Exact copy, no pictures: output each line below as it stands.

Extracted material below:

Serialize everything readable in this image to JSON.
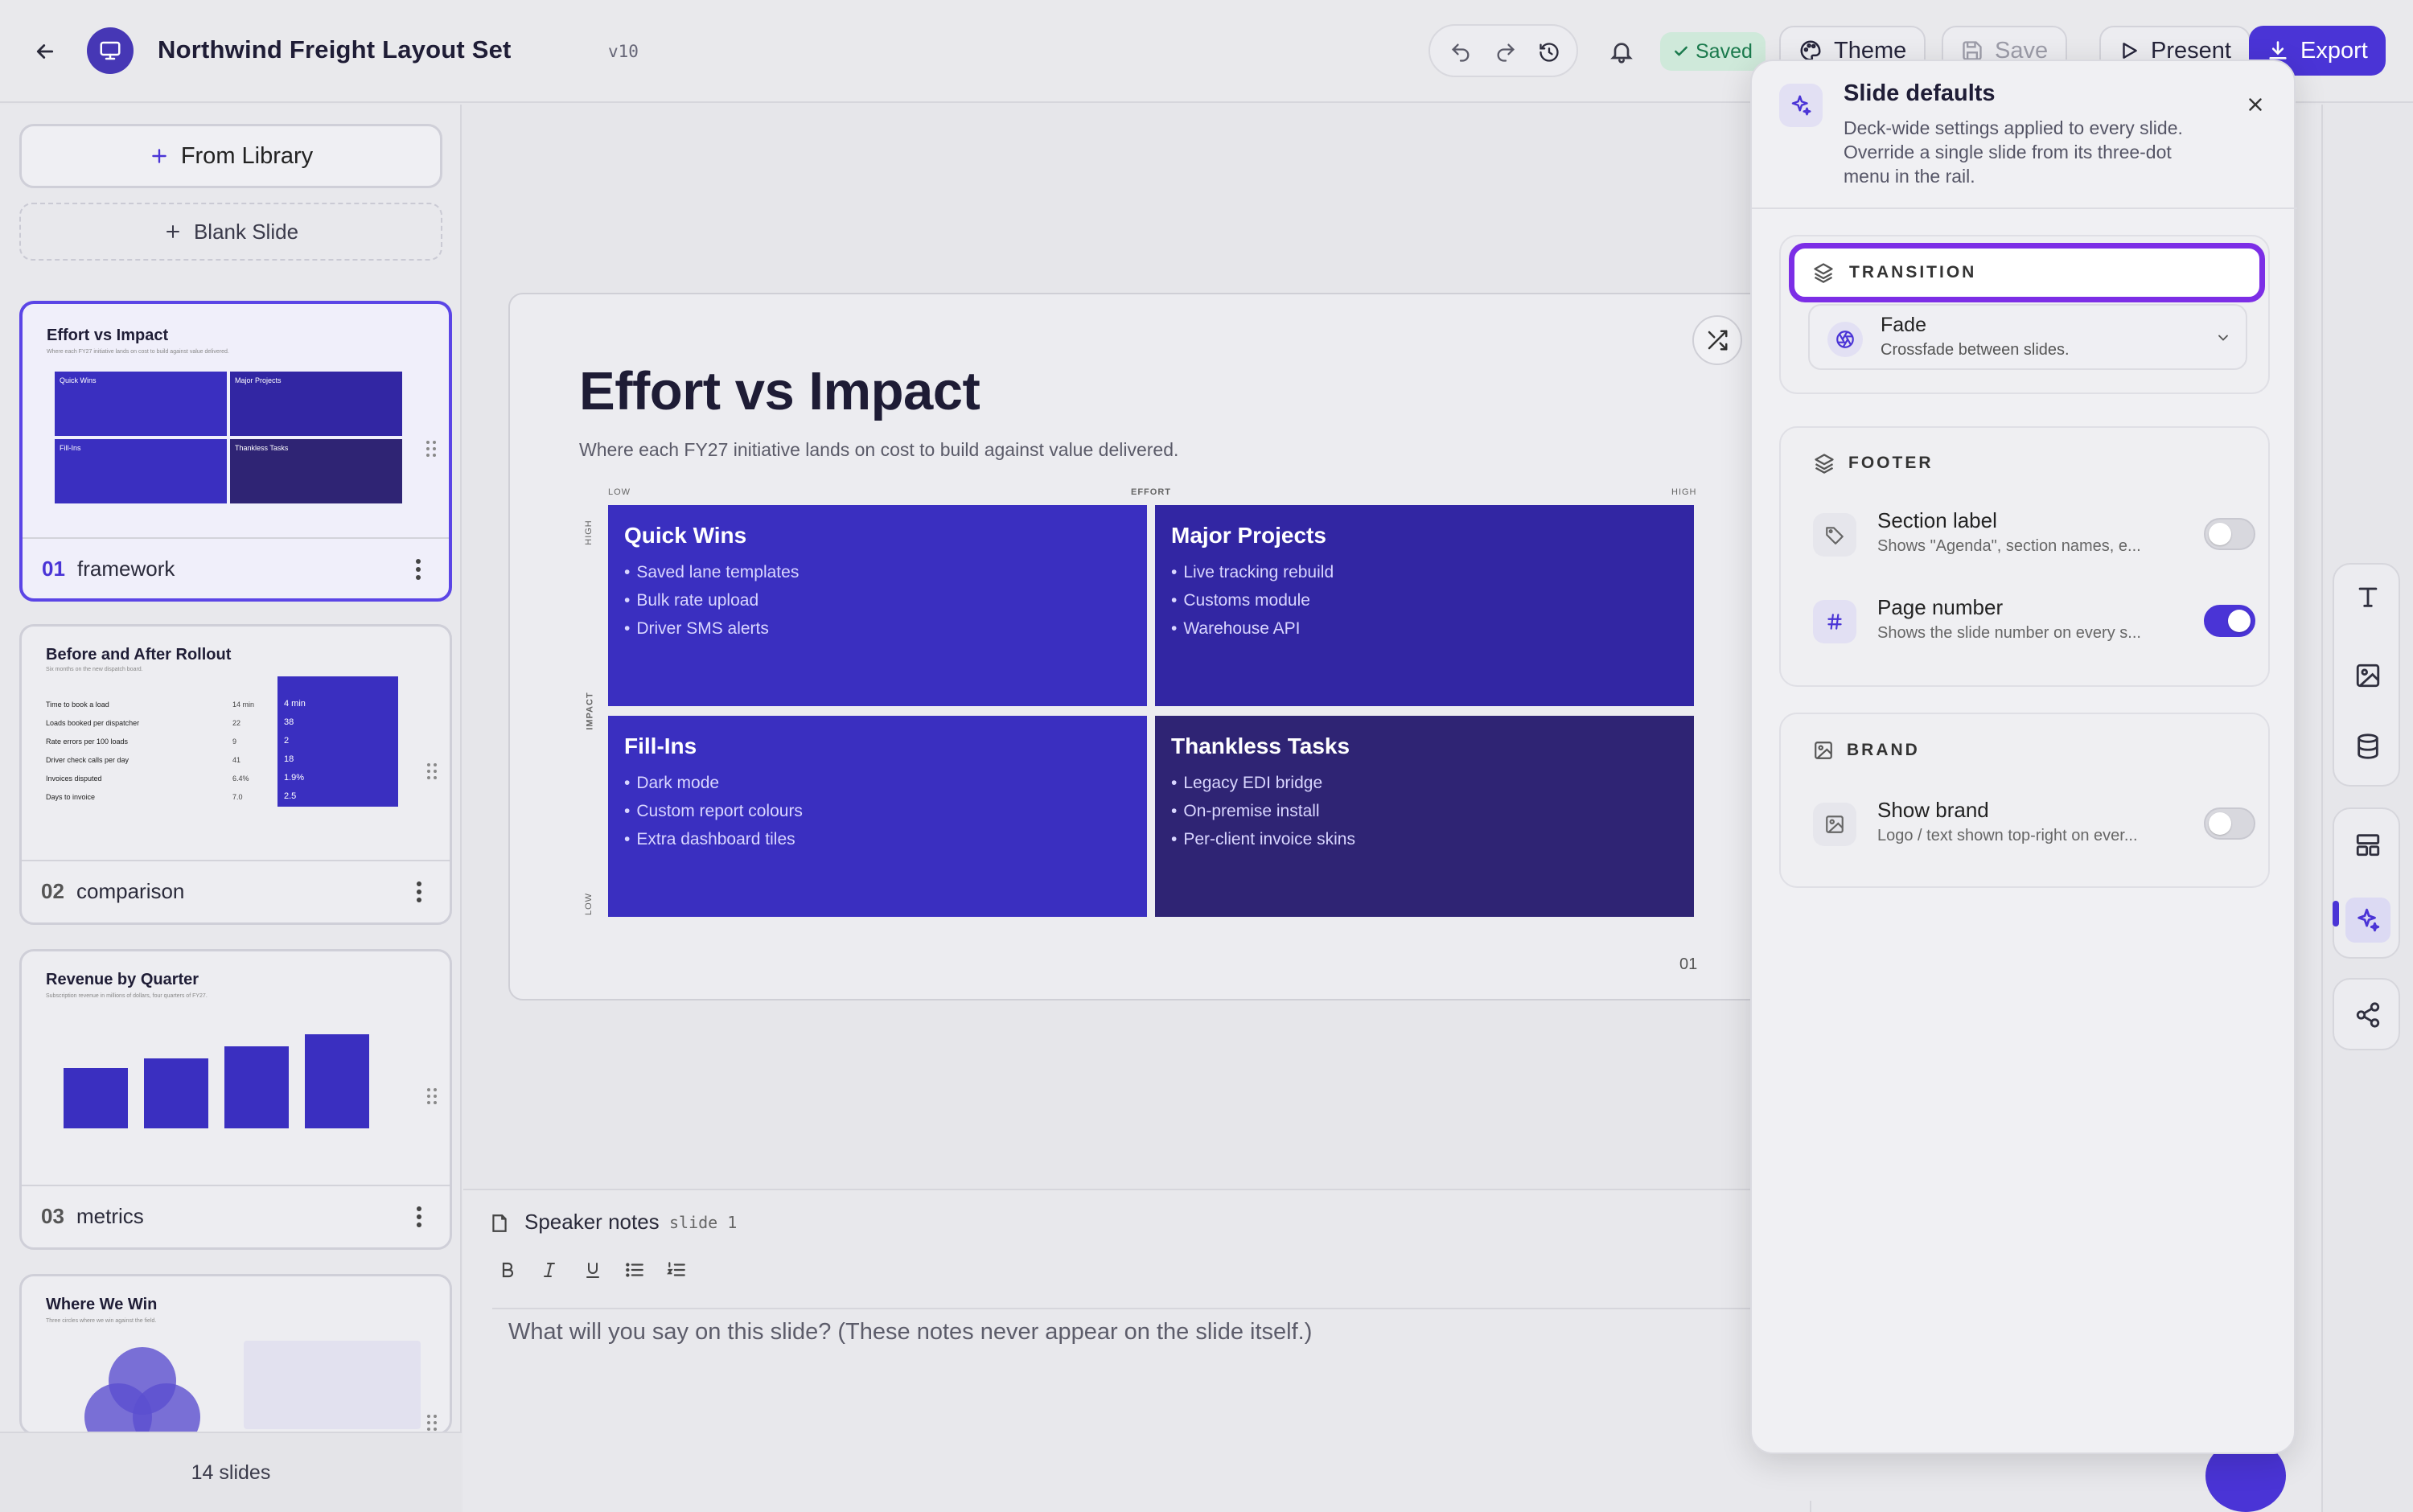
{
  "header": {
    "title": "Northwind Freight Layout Set",
    "version": "v10",
    "saved_label": "Saved",
    "theme_label": "Theme",
    "save_label": "Save",
    "present_label": "Present",
    "export_label": "Export"
  },
  "rail": {
    "from_library": "From Library",
    "blank_slide": "Blank Slide",
    "slide_count": "14 slides",
    "thumbnails": [
      {
        "num": "01",
        "name": "framework",
        "title": "Effort vs Impact",
        "subtitle": "Where each FY27 initiative lands on cost to build against value delivered.",
        "quads": [
          "Quick Wins",
          "Major Projects",
          "Fill-Ins",
          "Thankless Tasks"
        ]
      },
      {
        "num": "02",
        "name": "comparison",
        "title": "Before and After Rollout",
        "subtitle": "Six months on the new dispatch board.",
        "rows": [
          {
            "label": "Time to book a load",
            "before": "14 min",
            "after": "4 min"
          },
          {
            "label": "Loads booked per dispatcher",
            "before": "22",
            "after": "38"
          },
          {
            "label": "Rate errors per 100 loads",
            "before": "9",
            "after": "2"
          },
          {
            "label": "Driver check calls per day",
            "before": "41",
            "after": "18"
          },
          {
            "label": "Invoices disputed",
            "before": "6.4%",
            "after": "1.9%"
          },
          {
            "label": "Days to invoice",
            "before": "7.0",
            "after": "2.5"
          }
        ]
      },
      {
        "num": "03",
        "name": "metrics",
        "title": "Revenue by Quarter",
        "subtitle": "Subscription revenue in millions of dollars, four quarters of FY27.",
        "bars": [
          0.5,
          0.58,
          0.68,
          0.78
        ]
      },
      {
        "num": "04",
        "name": "",
        "title": "Where We Win",
        "subtitle": "Three circles where we win against the field."
      }
    ]
  },
  "slide": {
    "title": "Effort vs Impact",
    "subtitle": "Where each FY27 initiative lands on cost to build against value delivered.",
    "axis_low_x": "LOW",
    "axis_effort": "EFFORT",
    "axis_high_x": "HIGH",
    "axis_high_y": "HIGH",
    "axis_impact": "IMPACT",
    "axis_low_y": "LOW",
    "page_number": "01",
    "quadrants": [
      {
        "title": "Quick Wins",
        "items": [
          "Saved lane templates",
          "Bulk rate upload",
          "Driver SMS alerts"
        ],
        "color": "#3a2fc0"
      },
      {
        "title": "Major Projects",
        "items": [
          "Live tracking rebuild",
          "Customs module",
          "Warehouse API"
        ],
        "color": "#3226a3"
      },
      {
        "title": "Fill-Ins",
        "items": [
          "Dark mode",
          "Custom report colours",
          "Extra dashboard tiles"
        ],
        "color": "#3a2fc0"
      },
      {
        "title": "Thankless Tasks",
        "items": [
          "Legacy EDI bridge",
          "On-premise install",
          "Per-client invoice skins"
        ],
        "color": "#2f2474"
      }
    ]
  },
  "notes": {
    "label": "Speaker notes",
    "slide_ref": "slide 1",
    "placeholder": "What will you say on this slide? (These notes never appear on the slide itself.)"
  },
  "panel": {
    "title": "Slide defaults",
    "description": "Deck-wide settings applied to every slide. Override a single slide from its three-dot menu in the rail.",
    "transition": {
      "heading": "TRANSITION",
      "selected": "Fade",
      "selected_desc": "Crossfade between slides."
    },
    "footer": {
      "heading": "FOOTER",
      "section_label": {
        "title": "Section label",
        "desc": "Shows \"Agenda\", section names, e...",
        "enabled": false
      },
      "page_number": {
        "title": "Page number",
        "desc": "Shows the slide number on every s...",
        "enabled": true
      }
    },
    "brand": {
      "heading": "BRAND",
      "show_brand": {
        "title": "Show brand",
        "desc": "Logo / text shown top-right on ever...",
        "enabled": false
      }
    }
  },
  "colors": {
    "accent": "#4a34d6",
    "focus_ring": "#7c2ee6",
    "saved_green": "#1b7a4d"
  }
}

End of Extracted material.

- [Response]
Serialize everything readable in this image to JSON.
{
  "header": {
    "title": "Northwind Freight Layout Set",
    "version": "v10",
    "saved_label": "Saved",
    "theme_label": "Theme",
    "save_label": "Save",
    "present_label": "Present",
    "export_label": "Export"
  },
  "rail": {
    "from_library": "From Library",
    "blank_slide": "Blank Slide",
    "slide_count": "14 slides",
    "thumbnails": [
      {
        "num": "01",
        "name": "framework",
        "title": "Effort vs Impact",
        "subtitle": "Where each FY27 initiative lands on cost to build against value delivered.",
        "quads": [
          "Quick Wins",
          "Major Projects",
          "Fill-Ins",
          "Thankless Tasks"
        ]
      },
      {
        "num": "02",
        "name": "comparison",
        "title": "Before and After Rollout",
        "subtitle": "Six months on the new dispatch board.",
        "rows": [
          {
            "label": "Time to book a load",
            "before": "14 min",
            "after": "4 min"
          },
          {
            "label": "Loads booked per dispatcher",
            "before": "22",
            "after": "38"
          },
          {
            "label": "Rate errors per 100 loads",
            "before": "9",
            "after": "2"
          },
          {
            "label": "Driver check calls per day",
            "before": "41",
            "after": "18"
          },
          {
            "label": "Invoices disputed",
            "before": "6.4%",
            "after": "1.9%"
          },
          {
            "label": "Days to invoice",
            "before": "7.0",
            "after": "2.5"
          }
        ]
      },
      {
        "num": "03",
        "name": "metrics",
        "title": "Revenue by Quarter",
        "subtitle": "Subscription revenue in millions of dollars, four quarters of FY27.",
        "bars": [
          0.5,
          0.58,
          0.68,
          0.78
        ]
      },
      {
        "num": "04",
        "name": "",
        "title": "Where We Win",
        "subtitle": "Three circles where we win against the field."
      }
    ]
  },
  "slide": {
    "title": "Effort vs Impact",
    "subtitle": "Where each FY27 initiative lands on cost to build against value delivered.",
    "axis_low_x": "LOW",
    "axis_effort": "EFFORT",
    "axis_high_x": "HIGH",
    "axis_high_y": "HIGH",
    "axis_impact": "IMPACT",
    "axis_low_y": "LOW",
    "page_number": "01",
    "quadrants": [
      {
        "title": "Quick Wins",
        "items": [
          "Saved lane templates",
          "Bulk rate upload",
          "Driver SMS alerts"
        ],
        "color": "#3a2fc0"
      },
      {
        "title": "Major Projects",
        "items": [
          "Live tracking rebuild",
          "Customs module",
          "Warehouse API"
        ],
        "color": "#3226a3"
      },
      {
        "title": "Fill-Ins",
        "items": [
          "Dark mode",
          "Custom report colours",
          "Extra dashboard tiles"
        ],
        "color": "#3a2fc0"
      },
      {
        "title": "Thankless Tasks",
        "items": [
          "Legacy EDI bridge",
          "On-premise install",
          "Per-client invoice skins"
        ],
        "color": "#2f2474"
      }
    ]
  },
  "notes": {
    "label": "Speaker notes",
    "slide_ref": "slide 1",
    "placeholder": "What will you say on this slide? (These notes never appear on the slide itself.)"
  },
  "panel": {
    "title": "Slide defaults",
    "description": "Deck-wide settings applied to every slide. Override a single slide from its three-dot menu in the rail.",
    "transition": {
      "heading": "TRANSITION",
      "selected": "Fade",
      "selected_desc": "Crossfade between slides."
    },
    "footer": {
      "heading": "FOOTER",
      "section_label": {
        "title": "Section label",
        "desc": "Shows \"Agenda\", section names, e...",
        "enabled": false
      },
      "page_number": {
        "title": "Page number",
        "desc": "Shows the slide number on every s...",
        "enabled": true
      }
    },
    "brand": {
      "heading": "BRAND",
      "show_brand": {
        "title": "Show brand",
        "desc": "Logo / text shown top-right on ever...",
        "enabled": false
      }
    }
  },
  "colors": {
    "accent": "#4a34d6",
    "focus_ring": "#7c2ee6",
    "saved_green": "#1b7a4d"
  }
}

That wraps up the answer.